If you can’t find your treasure at the Osu Kannon Temple’s antiques fair, then try the Osu Arcades. Located directly east of the temple are several covered arcades running parallel and perpendicular to one another and featuring over 1,200 stores selling anything from the kitsch to computers, cameras to trendy (even tacky) fashions, antiques, new and used kimono and clothing, restaurants and cafes, variety and souvenir stores, and pretty much everything in-between. Many of the shops offer Duty Free services for tourists too.
The arcades have become famous for being the pop-culture center of not just Nagoya, but the world, as Osu is one of the venues for the annual World Cosplay Summit. Various pop-culture themed anime specialty shops, sci-fi goods outlets, Maid Cafés and costume shops cater to the many Cosplayers who gather there regularly.

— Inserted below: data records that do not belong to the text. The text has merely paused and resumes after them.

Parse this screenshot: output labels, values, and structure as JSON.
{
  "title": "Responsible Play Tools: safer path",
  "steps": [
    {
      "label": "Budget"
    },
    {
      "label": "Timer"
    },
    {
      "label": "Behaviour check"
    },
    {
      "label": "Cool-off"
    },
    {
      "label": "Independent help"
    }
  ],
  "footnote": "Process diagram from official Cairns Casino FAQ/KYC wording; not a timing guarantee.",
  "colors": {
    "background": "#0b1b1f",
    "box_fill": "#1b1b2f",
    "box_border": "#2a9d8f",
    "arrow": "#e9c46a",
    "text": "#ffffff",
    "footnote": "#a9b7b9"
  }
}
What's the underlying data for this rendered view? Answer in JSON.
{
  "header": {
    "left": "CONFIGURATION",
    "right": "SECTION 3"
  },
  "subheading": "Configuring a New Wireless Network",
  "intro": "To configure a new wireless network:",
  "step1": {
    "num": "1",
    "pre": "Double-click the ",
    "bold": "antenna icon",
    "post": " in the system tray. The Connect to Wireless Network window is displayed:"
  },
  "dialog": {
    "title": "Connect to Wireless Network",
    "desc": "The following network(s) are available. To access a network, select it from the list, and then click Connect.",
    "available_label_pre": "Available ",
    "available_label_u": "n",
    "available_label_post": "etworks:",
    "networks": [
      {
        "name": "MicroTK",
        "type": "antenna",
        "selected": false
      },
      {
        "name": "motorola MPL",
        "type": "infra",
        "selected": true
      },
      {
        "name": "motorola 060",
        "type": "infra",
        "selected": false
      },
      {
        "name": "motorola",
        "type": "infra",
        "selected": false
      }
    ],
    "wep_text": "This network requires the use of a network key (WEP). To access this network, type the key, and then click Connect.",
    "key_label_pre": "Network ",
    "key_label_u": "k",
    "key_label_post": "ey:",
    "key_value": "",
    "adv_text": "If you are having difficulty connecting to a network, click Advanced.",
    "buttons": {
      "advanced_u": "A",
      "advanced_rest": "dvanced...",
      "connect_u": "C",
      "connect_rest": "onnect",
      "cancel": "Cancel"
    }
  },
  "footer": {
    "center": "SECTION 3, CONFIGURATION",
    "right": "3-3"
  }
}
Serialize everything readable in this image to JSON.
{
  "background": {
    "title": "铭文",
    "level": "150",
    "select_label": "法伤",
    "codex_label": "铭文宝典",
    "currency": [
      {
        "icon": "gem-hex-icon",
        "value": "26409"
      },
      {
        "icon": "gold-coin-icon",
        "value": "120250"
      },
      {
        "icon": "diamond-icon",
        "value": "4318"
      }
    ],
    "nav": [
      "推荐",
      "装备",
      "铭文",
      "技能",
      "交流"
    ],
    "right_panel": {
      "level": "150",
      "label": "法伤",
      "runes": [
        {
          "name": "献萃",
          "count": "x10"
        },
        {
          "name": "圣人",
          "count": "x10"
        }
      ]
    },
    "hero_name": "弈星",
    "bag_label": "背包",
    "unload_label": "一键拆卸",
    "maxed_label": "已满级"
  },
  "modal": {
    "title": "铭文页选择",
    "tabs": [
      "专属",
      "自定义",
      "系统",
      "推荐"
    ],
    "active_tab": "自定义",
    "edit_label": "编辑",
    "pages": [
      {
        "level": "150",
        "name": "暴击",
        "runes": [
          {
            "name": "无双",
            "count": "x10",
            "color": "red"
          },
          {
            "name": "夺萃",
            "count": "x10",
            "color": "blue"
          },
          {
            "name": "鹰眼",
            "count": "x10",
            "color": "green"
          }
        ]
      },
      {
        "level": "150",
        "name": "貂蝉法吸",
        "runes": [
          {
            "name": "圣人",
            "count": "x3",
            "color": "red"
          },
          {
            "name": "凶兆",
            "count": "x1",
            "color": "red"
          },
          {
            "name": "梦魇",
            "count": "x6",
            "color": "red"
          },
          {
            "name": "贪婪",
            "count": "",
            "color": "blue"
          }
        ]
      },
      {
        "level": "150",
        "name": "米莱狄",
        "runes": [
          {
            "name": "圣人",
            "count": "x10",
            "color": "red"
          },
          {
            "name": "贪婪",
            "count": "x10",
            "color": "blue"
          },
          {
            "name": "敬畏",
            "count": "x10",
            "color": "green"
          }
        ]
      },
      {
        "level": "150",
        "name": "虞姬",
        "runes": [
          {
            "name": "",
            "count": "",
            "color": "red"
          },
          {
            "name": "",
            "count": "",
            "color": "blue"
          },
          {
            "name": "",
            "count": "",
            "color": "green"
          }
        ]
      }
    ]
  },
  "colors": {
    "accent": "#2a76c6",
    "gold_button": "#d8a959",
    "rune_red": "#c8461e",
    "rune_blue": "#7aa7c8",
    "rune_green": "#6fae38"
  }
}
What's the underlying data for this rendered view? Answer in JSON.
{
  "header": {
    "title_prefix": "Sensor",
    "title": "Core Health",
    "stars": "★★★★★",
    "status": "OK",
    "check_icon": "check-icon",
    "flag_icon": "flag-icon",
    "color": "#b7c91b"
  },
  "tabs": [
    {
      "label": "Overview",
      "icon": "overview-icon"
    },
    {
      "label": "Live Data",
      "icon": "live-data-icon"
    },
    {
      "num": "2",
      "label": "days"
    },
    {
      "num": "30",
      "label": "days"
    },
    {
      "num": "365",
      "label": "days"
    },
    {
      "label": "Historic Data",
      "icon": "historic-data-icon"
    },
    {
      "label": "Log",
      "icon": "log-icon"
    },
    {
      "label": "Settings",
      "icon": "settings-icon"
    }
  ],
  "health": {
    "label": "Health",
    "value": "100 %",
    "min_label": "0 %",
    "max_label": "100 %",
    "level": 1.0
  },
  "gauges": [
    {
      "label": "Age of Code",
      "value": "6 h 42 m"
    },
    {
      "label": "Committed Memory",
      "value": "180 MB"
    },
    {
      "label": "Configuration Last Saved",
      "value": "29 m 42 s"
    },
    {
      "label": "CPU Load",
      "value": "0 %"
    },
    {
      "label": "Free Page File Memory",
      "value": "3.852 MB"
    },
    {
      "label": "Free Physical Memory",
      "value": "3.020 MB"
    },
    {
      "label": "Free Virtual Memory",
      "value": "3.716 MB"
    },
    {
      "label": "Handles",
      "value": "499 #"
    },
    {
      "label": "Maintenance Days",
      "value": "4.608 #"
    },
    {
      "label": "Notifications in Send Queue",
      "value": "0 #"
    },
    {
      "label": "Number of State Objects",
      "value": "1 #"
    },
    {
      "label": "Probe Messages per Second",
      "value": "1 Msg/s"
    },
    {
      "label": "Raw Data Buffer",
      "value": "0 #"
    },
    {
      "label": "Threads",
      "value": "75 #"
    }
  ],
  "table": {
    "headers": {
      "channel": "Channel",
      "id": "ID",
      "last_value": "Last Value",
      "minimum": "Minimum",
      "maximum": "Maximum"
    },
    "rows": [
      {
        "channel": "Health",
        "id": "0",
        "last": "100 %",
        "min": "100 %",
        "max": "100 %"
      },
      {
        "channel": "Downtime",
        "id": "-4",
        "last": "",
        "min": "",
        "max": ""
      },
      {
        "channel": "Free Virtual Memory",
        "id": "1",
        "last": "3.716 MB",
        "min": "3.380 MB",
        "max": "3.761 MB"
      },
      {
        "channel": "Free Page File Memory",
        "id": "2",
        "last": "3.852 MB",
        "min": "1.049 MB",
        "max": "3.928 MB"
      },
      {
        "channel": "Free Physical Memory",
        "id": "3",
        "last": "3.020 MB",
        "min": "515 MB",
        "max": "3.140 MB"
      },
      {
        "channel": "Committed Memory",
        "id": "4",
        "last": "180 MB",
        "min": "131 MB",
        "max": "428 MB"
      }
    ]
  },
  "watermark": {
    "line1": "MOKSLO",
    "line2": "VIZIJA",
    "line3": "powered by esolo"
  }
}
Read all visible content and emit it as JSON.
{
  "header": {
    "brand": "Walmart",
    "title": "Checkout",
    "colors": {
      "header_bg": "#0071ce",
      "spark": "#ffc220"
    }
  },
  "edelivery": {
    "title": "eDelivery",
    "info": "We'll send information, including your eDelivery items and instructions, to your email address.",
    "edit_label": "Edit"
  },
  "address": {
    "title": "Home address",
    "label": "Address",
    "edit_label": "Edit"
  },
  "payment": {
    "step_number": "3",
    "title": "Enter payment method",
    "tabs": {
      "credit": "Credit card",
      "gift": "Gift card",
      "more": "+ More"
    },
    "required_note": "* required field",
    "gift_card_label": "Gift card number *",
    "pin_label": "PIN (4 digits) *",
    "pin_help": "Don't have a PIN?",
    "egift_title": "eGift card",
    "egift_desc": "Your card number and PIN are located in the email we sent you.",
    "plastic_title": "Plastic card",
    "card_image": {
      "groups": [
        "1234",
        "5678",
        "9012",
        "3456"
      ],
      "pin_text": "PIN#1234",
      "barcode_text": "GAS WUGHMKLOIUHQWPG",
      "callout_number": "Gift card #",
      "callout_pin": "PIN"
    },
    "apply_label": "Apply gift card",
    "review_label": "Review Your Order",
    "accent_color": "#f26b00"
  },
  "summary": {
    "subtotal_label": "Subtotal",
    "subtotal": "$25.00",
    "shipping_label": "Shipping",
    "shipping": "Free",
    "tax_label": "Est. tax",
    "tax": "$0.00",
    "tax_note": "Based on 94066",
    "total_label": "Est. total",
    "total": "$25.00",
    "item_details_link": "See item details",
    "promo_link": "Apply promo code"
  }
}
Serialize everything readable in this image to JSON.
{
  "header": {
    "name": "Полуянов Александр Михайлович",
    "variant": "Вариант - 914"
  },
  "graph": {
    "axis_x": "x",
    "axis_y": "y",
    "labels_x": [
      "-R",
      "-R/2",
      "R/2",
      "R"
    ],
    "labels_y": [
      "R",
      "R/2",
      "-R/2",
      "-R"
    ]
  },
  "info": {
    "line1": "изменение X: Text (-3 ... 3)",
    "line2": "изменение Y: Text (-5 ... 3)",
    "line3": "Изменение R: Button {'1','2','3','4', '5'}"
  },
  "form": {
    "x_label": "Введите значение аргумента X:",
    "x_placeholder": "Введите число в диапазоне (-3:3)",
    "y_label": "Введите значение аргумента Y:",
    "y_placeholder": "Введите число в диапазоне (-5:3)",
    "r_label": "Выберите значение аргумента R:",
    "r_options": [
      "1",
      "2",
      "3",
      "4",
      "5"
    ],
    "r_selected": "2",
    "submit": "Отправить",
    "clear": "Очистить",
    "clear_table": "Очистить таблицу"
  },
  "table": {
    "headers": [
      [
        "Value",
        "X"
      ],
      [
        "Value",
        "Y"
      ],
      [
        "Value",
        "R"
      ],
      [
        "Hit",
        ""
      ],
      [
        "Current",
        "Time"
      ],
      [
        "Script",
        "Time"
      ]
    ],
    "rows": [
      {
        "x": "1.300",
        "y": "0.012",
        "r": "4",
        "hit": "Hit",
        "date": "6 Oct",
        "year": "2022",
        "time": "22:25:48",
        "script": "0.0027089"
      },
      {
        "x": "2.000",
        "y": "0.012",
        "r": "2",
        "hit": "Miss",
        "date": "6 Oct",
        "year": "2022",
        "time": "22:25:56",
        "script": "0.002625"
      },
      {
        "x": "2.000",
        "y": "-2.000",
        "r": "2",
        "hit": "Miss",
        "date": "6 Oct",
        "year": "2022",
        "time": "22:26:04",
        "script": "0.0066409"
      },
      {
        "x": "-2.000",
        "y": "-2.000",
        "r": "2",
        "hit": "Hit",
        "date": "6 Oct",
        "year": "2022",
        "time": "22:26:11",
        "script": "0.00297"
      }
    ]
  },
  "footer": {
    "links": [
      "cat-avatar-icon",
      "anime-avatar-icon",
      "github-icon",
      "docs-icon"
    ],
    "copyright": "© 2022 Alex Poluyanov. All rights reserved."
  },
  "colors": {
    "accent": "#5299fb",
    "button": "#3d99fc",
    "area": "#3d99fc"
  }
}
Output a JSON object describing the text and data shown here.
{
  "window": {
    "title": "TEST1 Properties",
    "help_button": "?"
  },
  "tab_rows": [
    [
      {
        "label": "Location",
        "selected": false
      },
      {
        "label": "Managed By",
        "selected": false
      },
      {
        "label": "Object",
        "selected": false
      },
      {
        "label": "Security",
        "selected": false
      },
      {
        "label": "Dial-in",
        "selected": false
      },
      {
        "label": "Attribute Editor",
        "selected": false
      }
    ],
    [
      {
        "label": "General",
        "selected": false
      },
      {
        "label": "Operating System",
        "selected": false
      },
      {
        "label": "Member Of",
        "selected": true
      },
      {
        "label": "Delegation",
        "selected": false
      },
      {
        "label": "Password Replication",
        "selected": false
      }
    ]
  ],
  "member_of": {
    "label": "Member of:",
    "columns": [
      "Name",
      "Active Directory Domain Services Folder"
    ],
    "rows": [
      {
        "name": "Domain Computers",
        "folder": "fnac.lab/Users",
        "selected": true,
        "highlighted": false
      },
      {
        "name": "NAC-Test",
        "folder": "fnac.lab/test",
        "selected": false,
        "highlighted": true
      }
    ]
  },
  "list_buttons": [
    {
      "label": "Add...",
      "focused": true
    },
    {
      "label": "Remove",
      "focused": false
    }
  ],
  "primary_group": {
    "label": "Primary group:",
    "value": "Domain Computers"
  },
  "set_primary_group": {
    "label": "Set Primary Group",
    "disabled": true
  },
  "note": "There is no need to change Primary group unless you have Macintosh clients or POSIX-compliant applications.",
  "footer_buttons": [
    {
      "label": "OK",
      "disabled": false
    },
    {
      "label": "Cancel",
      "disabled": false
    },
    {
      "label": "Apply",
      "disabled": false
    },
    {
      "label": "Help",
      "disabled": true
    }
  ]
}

The Temple of the Mighty Oda Clan, Bansho-ji
Among the many arcades and shops is the historical Bansho-ji, the Oda clan’s family temple. The Bansho-ji recently underwent a major reconstruction, and while the traditional look and atmosphere have been somewhat reduced, its significance has not been diminished in any way. The original Bansho-ji was built in 1540 by the warlord Oda Nobuhide, father of the first of the National Unifiers, Nobunaga, not far from the original Nagoya Castle. The site was decided when Nobuhide and the first abbot saw a turtle, considered a symbol of long life, sunning itself on a rock near some auspicious pine trees, and so Bansho-ji, or “Ten Thousand Pine Tree Temple” was established as the Oda Clan temple.
The Bansho-ji was the stage for a well-known historical episode in which a young and impetuous Oda Nobunaga arrived late for his father’s funeral. Storming into the temple in front of the gathered clan members and retainers, instead of gently offering incense, Nobunaga threw a handful of ashes at the alter. After knocking over the incense burners and tables, he stormed out, causing quite a commotion. Nobuhide’s grave can still be seen here on the northern side of the temple complex.
This temple also was rebuilt at its present site in 1610. Destroyed by allied bombing in World War Two, it was again reconstructed, along with the surrounding shopping arcade. Visitors to the arcades often stop by the temple to make small offerings and pray to the deity within. Despite the recent reconstruction and modern appearance, Bansho-ji has a long and colorful past.
Lose yourself in the history, or lose yourself in the many hundreds of shops at Osu Kannon Temple and the Osu Shopping Arcades. The ancient temples and the surrounding shopping arcades are easily accessible by foot, taxi or subway from Nagoya’s central Sakae district and are one of Nagoya’s top shopping areas and must-see sub-culture centers.